Once upon a time, the port of Dieppe, nestling amongst the not- so-white cliffs of Upper Normandy's "Alabaster Coast" (the sea near the coasts is indeed a sort of alabaster, thanks to the eroding chalk) was a prohibitive four-hour ferry journey away. After the best part of a morning chugging across a choppy Channel from Newhaven, immersed in the smell of diesel fumes, frying chips and the occasional pool of vomit, gourmandising was the last thing the weary passenger had in mind as he disembarked in La Belle France. Stena-Sealink, as it was, used to schedule some brave on-ship entertainment - bingo, high-kicking dancing girls complete with ostrich feathers (particularly good fun in force nine seas) and Hammond Organ-players covering the Fine Young Cannibals. "Caught in a Trap..." You sang along with feeling.

Eventually, though, you were more or less forced to partake of ferry food, the result being that the restaurants of Dieppe got little change out of day trippers from Blighty, which was everybody's loss. Dieppe has some very decent restaurants indeed, brimful of fresh fish and crustaces. But now P&O Stena - the latest incarnation on this route - has established a fast-ferry service taking just two-and-a-quarter hours. It's revolutionised Dieppe as a day-trip destination.

Unlike Honfleur, which it resembles in size and, in my eyes, in beauty, Dieppe is not really a tourist town at all. It has a busy working harbour and imports large quantities of bananas and shellfish. Only chimps would travel to France for bananas, but the small restaurants bustling along the quai Henri IV are stacked full of platters of fruits de mer (lobsters, oysters, prawns, whelks, shrimps, cockles and winkles, displayed on a bed of ice and seaweed), not to mention the less ambitious mussels and chips.

Saturday is a perfect day to hop across. Get up at dawn and catch the 6.45am fast ferry which will have you decamped in the centre of town in time to take advantage of the huge Saturday morning street market. Stalls range from massive displays of cheeses, sausages and fish, down to local farmers with rickety trestle tables holding a few beetroots and eggs and a dead duck.

This is Normandy, so cream and cheeses crop up in the cooking - nowhere more deliciously than in marmite dieppoise, the local fish stew. Just a few miles inland and you are into cider country, so apples and Calvados are also everywhere.

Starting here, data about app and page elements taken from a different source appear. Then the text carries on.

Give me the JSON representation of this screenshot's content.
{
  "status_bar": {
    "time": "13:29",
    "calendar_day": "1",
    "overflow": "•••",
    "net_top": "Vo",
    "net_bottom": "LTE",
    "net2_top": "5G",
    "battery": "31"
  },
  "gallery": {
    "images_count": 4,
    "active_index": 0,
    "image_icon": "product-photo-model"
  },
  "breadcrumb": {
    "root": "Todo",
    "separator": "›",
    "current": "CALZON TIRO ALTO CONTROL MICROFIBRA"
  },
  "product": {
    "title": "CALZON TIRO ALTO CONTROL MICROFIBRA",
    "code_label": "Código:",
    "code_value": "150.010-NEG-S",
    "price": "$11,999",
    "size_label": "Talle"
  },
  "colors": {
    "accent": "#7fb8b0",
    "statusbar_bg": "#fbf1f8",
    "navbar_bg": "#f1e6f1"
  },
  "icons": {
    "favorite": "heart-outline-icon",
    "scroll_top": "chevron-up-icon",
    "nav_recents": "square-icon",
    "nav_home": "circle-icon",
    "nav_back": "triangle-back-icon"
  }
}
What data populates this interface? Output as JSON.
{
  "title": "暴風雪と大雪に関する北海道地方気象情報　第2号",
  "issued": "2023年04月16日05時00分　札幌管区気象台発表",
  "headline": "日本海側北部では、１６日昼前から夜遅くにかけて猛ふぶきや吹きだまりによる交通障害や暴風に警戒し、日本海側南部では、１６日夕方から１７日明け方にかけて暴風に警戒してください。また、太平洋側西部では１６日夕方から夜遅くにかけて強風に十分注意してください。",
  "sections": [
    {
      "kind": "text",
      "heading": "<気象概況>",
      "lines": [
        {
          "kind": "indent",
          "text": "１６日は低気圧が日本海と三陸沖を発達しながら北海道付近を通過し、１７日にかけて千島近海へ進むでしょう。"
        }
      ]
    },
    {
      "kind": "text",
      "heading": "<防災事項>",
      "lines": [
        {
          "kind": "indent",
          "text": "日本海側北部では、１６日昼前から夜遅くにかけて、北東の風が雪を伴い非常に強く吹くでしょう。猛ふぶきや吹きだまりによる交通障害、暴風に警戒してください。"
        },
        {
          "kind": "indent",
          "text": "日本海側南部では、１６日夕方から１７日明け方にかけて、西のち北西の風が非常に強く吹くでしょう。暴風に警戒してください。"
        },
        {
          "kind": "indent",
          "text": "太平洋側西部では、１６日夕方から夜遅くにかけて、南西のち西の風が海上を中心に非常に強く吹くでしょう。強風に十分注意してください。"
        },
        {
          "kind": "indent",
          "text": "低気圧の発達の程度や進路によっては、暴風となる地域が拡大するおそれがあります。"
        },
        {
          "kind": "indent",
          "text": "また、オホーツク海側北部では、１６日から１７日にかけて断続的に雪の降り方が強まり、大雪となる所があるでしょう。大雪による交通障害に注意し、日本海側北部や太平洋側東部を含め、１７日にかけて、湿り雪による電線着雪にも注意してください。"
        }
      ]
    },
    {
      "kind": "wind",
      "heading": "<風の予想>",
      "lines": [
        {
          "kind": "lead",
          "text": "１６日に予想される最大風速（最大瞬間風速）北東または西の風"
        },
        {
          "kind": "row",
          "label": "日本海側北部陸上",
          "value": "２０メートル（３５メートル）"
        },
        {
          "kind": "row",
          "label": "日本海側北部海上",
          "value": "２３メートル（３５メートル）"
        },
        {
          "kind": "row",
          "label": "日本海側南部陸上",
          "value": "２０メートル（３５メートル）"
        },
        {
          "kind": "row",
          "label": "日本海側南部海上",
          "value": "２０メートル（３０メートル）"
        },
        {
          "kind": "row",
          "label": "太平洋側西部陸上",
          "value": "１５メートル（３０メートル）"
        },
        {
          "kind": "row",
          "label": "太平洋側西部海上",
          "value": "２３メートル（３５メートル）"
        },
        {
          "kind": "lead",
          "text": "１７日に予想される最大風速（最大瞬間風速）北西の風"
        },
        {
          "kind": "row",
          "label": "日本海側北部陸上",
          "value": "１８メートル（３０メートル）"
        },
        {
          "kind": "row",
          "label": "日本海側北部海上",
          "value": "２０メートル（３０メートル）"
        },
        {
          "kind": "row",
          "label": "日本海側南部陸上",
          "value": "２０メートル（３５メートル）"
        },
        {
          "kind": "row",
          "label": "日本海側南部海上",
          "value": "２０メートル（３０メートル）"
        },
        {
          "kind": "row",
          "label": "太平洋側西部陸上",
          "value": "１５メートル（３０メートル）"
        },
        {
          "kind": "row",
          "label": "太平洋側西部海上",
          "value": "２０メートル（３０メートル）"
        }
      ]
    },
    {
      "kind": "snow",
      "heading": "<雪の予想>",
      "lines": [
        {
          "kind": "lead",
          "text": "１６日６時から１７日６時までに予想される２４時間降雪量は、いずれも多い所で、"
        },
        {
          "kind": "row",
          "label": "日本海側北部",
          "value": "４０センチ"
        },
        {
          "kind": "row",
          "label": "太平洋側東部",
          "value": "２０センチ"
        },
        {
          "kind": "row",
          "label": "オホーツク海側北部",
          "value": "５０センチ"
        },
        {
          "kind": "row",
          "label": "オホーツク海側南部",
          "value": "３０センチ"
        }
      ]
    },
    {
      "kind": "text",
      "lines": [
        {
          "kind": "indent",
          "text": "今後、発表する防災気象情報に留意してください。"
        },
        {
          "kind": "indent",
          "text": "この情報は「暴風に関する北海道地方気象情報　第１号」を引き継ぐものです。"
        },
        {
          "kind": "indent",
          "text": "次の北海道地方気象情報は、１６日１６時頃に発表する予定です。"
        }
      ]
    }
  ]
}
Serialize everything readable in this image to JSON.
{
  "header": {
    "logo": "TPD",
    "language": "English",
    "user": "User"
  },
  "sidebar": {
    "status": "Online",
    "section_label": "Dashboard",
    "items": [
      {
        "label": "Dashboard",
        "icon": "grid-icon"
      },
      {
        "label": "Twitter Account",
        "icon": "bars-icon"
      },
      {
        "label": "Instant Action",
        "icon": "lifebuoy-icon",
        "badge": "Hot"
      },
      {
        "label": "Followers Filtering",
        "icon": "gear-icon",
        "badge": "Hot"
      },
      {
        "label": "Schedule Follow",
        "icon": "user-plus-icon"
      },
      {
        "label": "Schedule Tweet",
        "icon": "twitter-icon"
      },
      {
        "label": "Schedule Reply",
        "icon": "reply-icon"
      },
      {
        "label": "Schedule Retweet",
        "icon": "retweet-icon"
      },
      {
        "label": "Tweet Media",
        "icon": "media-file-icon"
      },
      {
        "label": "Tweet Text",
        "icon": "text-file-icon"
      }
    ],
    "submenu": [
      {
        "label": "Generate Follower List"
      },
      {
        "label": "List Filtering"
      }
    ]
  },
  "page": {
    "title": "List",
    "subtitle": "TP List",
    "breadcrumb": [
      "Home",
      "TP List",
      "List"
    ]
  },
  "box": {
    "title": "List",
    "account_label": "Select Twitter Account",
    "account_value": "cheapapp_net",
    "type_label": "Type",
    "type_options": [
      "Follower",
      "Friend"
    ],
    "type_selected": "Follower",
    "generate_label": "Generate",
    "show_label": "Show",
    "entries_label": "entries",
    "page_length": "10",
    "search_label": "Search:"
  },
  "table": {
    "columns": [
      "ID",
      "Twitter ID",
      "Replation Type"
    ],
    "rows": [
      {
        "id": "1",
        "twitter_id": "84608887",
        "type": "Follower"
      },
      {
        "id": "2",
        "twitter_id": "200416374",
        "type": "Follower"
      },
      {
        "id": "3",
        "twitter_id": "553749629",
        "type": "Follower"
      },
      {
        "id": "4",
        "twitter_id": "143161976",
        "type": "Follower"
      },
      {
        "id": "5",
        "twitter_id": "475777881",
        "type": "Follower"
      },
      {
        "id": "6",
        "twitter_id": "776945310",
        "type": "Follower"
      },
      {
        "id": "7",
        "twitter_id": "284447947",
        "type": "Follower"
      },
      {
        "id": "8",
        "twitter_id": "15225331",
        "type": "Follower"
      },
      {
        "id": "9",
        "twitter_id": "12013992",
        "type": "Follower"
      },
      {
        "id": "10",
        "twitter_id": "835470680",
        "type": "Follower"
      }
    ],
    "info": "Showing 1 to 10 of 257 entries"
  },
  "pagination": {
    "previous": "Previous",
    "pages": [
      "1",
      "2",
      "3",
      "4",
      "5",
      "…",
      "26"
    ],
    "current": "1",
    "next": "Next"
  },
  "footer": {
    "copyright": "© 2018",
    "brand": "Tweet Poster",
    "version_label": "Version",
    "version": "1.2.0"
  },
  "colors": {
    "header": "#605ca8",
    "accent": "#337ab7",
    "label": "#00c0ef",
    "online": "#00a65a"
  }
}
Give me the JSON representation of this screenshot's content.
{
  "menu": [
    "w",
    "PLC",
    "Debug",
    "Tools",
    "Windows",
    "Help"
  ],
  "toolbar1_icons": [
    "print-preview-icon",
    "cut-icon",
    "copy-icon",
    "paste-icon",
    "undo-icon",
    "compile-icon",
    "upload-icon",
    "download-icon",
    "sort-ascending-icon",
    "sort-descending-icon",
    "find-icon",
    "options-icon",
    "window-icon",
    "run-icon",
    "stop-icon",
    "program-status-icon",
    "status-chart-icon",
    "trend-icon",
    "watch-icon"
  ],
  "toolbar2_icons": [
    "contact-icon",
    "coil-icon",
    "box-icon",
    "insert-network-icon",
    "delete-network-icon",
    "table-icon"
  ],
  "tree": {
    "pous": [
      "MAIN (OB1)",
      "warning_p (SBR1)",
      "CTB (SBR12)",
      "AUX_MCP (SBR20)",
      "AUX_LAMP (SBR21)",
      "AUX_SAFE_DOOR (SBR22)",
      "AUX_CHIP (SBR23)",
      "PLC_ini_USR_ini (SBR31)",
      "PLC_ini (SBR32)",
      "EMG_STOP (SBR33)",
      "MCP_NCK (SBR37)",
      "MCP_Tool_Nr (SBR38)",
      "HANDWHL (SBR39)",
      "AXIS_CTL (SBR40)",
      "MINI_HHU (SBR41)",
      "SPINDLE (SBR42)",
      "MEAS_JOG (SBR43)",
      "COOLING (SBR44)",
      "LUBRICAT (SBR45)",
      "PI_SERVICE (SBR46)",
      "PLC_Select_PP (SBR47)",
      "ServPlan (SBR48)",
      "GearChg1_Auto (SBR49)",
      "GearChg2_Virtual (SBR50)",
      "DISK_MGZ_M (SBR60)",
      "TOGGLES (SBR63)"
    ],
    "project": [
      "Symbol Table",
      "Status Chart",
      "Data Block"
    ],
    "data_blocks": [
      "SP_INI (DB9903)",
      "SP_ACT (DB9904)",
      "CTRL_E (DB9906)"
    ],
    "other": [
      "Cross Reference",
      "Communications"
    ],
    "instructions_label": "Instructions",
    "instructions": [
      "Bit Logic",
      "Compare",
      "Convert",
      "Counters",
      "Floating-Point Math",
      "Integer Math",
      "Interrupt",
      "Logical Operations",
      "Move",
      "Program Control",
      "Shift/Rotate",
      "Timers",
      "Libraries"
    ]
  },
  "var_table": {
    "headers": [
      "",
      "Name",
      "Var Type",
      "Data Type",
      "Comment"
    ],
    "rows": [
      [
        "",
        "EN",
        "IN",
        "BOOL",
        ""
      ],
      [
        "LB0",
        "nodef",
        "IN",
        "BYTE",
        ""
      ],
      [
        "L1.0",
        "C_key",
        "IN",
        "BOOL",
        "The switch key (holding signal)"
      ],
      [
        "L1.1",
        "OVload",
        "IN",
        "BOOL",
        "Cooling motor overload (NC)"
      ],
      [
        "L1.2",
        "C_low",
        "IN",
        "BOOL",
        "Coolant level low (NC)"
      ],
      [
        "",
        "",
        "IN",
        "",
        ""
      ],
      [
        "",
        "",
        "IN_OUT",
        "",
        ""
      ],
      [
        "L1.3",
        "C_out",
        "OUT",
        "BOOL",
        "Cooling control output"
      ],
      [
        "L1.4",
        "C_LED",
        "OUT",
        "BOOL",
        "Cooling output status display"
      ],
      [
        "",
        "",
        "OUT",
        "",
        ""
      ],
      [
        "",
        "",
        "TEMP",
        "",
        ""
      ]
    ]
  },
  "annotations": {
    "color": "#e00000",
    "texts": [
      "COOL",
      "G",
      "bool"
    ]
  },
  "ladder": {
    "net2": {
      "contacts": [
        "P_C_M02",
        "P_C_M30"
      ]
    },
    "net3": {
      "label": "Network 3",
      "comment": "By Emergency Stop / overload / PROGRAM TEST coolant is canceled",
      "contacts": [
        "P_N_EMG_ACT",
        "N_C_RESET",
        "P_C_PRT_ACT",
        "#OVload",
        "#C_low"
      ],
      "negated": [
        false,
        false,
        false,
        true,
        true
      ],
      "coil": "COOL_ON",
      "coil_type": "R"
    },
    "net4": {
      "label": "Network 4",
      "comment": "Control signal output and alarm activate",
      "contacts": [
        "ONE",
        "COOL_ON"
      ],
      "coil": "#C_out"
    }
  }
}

Put your feet up with an aperitif at the Cafe Tribunal, from where Oscar Wilde was banned during his exile in the town, and contemplate lunch. You'll still have time for a booze shop before the 5pm fast-ferry home.

Dieppe diners

La Melie, 2 Grand Rue du Pollet (00 33 35 84 21 19): despite its Michelin star, this is a friendly restaurant, and it has some exquisite seafood dishes. La Marmite Dieppoise, 8 Rue St Jean (00 33 35 84 24 26), is a well-established favourite with both Brits and Dieppois, which means it can be very busy, but, as the name suggests, they make the definitive marmite dieppoise here. Nice apple tart, too. Service can be maddeningly slow. Au Gran' Duquesne, 15 place St Jacques (00 33 35 84 21 51): I had previously been avoiding this because it looked a bit of a tourist trap, but was pleasantly surprised by the quality of the cooking, the service and the extreme good value. You can eat well for 79F on the set menu.

P&O Stena (0990 980980) is offering a Saturday day-trip fast-ferry fare of pounds 10, or pounds 5 on other days.

For a day out in Newhaven see page 6